February 5, 2013 by David K. Sutton
CBO and Obamacare: Today’s Right-Wing Health Care Tweet-A-Thon
Today your conservative friends have likely been tweeting and sharing the same right-wing articles in an attempt to show their “compassion” for fellow Americans.
Washington Times — President Obama’s health care law will push 7 million people out of their job-based insurance coverage — nearly twice the previous estimate, according to the latest estimates from the Congressional Budget Office released Tuesday.
In 2009, President Barack Obama promised Americans that Obamacare would not threaten citizens’ individual healthcare plans. “No matter what you’ve heard, if you like your doctor or healthcare plan you can keep it,” said Obama in 2009. “And everyone will have the stability and security that’s missing today.”
But according to new figures released Tuesday by the nonpartisan Congressional Budget Office (CBO), seven million Americans will soon be forced out of their employer-based insurance coverage, as businesses opt to simply pay the federal government’s penalty and forgo continuing to offer workers private health insurance.
While these reports aren’t wrong, they intentionally skew toward a narrative of — Obama lied to you. We told you so!
But what these conservative commentators fail to mention is that it is not the Affordable Care Act that is the problem. The problem is a mentality of screwing employees — fueled by right-wing media — that is considered sound business practice. If top executives can get bigger bonuses and shareholders are happy — what’s the problem? That’s the free market after all.

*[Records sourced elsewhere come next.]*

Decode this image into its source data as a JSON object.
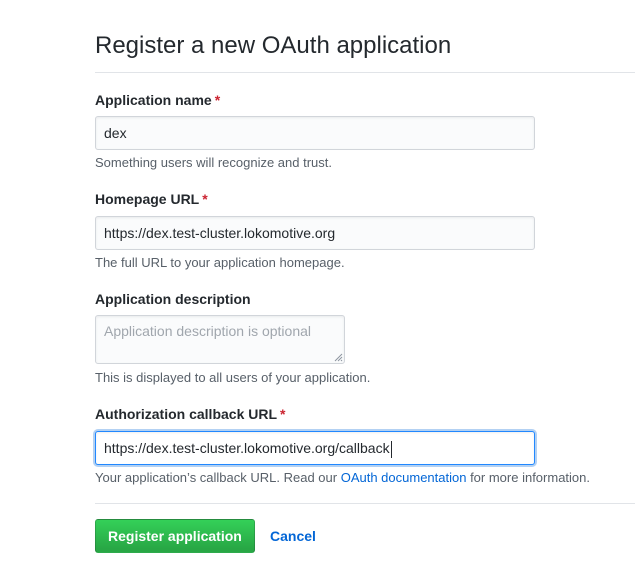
{
  "page": {
    "title": "Register a new OAuth application"
  },
  "form": {
    "app_name": {
      "label": "Application name",
      "required_mark": "*",
      "value": "dex",
      "note": "Something users will recognize and trust."
    },
    "homepage_url": {
      "label": "Homepage URL",
      "required_mark": "*",
      "value": "https://dex.test-cluster.lokomotive.org",
      "note": "The full URL to your application homepage."
    },
    "description": {
      "label": "Application description",
      "placeholder": "Application description is optional",
      "note": "This is displayed to all users of your application."
    },
    "callback_url": {
      "label": "Authorization callback URL",
      "required_mark": "*",
      "value": "https://dex.test-cluster.lokomotive.org/callback",
      "note_before": "Your application’s callback URL. Read our ",
      "note_link": "OAuth documentation",
      "note_after": " for more information."
    }
  },
  "actions": {
    "register_label": "Register application",
    "cancel_label": "Cancel"
  },
  "colors": {
    "required": "#cb2431",
    "link": "#0366d6",
    "primary_button": "#28a745",
    "focus_border": "#2188ff"
  }
}
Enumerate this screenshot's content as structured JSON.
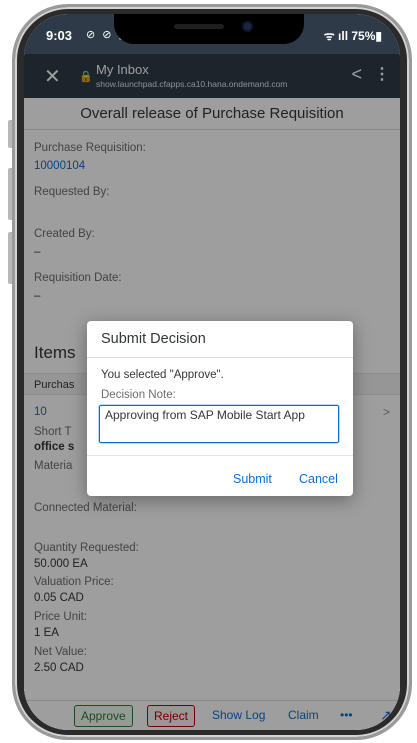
{
  "status_bar": {
    "time": "9:03",
    "indicators": "⊘ ⊘ ▣",
    "signal_battery": "ᯤ ıll 75%▮"
  },
  "browser": {
    "close_glyph": "✕",
    "lock_glyph": "🔒",
    "title": "My Inbox",
    "host": "show.launchpad.cfapps.ca10.hana.ondemand.com",
    "share_glyph": "<",
    "more_glyph": "⋮"
  },
  "page": {
    "title": "Overall release of Purchase Requisition",
    "fields": {
      "purchase_requisition_label": "Purchase Requisition:",
      "purchase_requisition_value": "10000104",
      "requested_by_label": "Requested By:",
      "created_by_label": "Created By:",
      "created_by_value": "–",
      "requisition_date_label": "Requisition Date:",
      "requisition_date_value": "–"
    },
    "items": {
      "title": "Items",
      "column_header": "Purchas",
      "row_number": "10",
      "short_text_label": "Short T",
      "short_text_value": "office s",
      "material_label": "Materia",
      "connected_material_label": "Connected Material:",
      "quantity_requested_label": "Quantity Requested:",
      "quantity_requested_value": "50.000 EA",
      "valuation_price_label": "Valuation Price:",
      "valuation_price_value": "0.05  CAD",
      "price_unit_label": "Price Unit:",
      "price_unit_value": "1 EA",
      "net_value_label": "Net Value:",
      "net_value_value": "2.50  CAD",
      "row_chevron": ">"
    }
  },
  "dialog": {
    "title": "Submit Decision",
    "message": "You selected \"Approve\".",
    "note_label": "Decision Note:",
    "note_value": "Approving from SAP Mobile Start App",
    "submit_label": "Submit",
    "cancel_label": "Cancel"
  },
  "toolbar": {
    "approve_label": "Approve",
    "reject_label": "Reject",
    "show_log_label": "Show Log",
    "claim_label": "Claim",
    "more_label": "•••",
    "open_label": "↗"
  }
}
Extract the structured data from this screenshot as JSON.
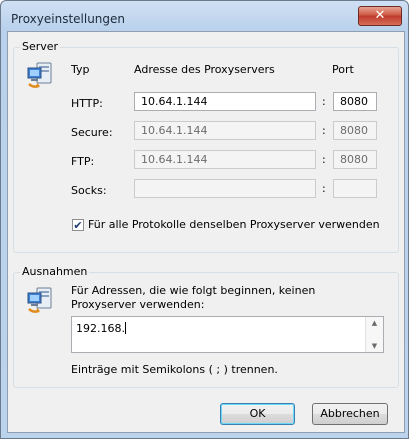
{
  "window": {
    "title": "Proxyeinstellungen",
    "close_glyph": "✕"
  },
  "server": {
    "group_label": "Server",
    "icon": "network-computer-icon",
    "col_type": "Typ",
    "col_address": "Adresse des Proxyservers",
    "col_port": "Port",
    "rows": [
      {
        "label": "HTTP:",
        "address": "10.64.1.144",
        "port": "8080",
        "enabled": true
      },
      {
        "label": "Secure:",
        "address": "10.64.1.144",
        "port": "8080",
        "enabled": false
      },
      {
        "label": "FTP:",
        "address": "10.64.1.144",
        "port": "8080",
        "enabled": false
      },
      {
        "label": "Socks:",
        "address": "",
        "port": "",
        "enabled": false
      }
    ],
    "colon": ":",
    "same_proxy_checked": true,
    "same_proxy_label": "Für alle Protokolle denselben Proxyserver verwenden"
  },
  "exceptions": {
    "group_label": "Ausnahmen",
    "icon": "network-computer-icon",
    "description": "Für Adressen, die wie folgt beginnen, keinen Proxyserver verwenden:",
    "value": "192.168.",
    "hint": "Einträge mit Semikolons ( ; ) trennen."
  },
  "buttons": {
    "ok": "OK",
    "cancel": "Abbrechen"
  }
}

As for your conservative friends and their “compassion” for these 7 million Americans — Ask them how compassionate they are each time they vote for a Republican who plans to do nothing for the tens of millions of Americans who don’t have health care insurance. Ask them where their compassion was during the health care debate of 2009 and 2010.
This is yet another example of conservatives pooh-poohing an outcome they never had a problem with in the first place.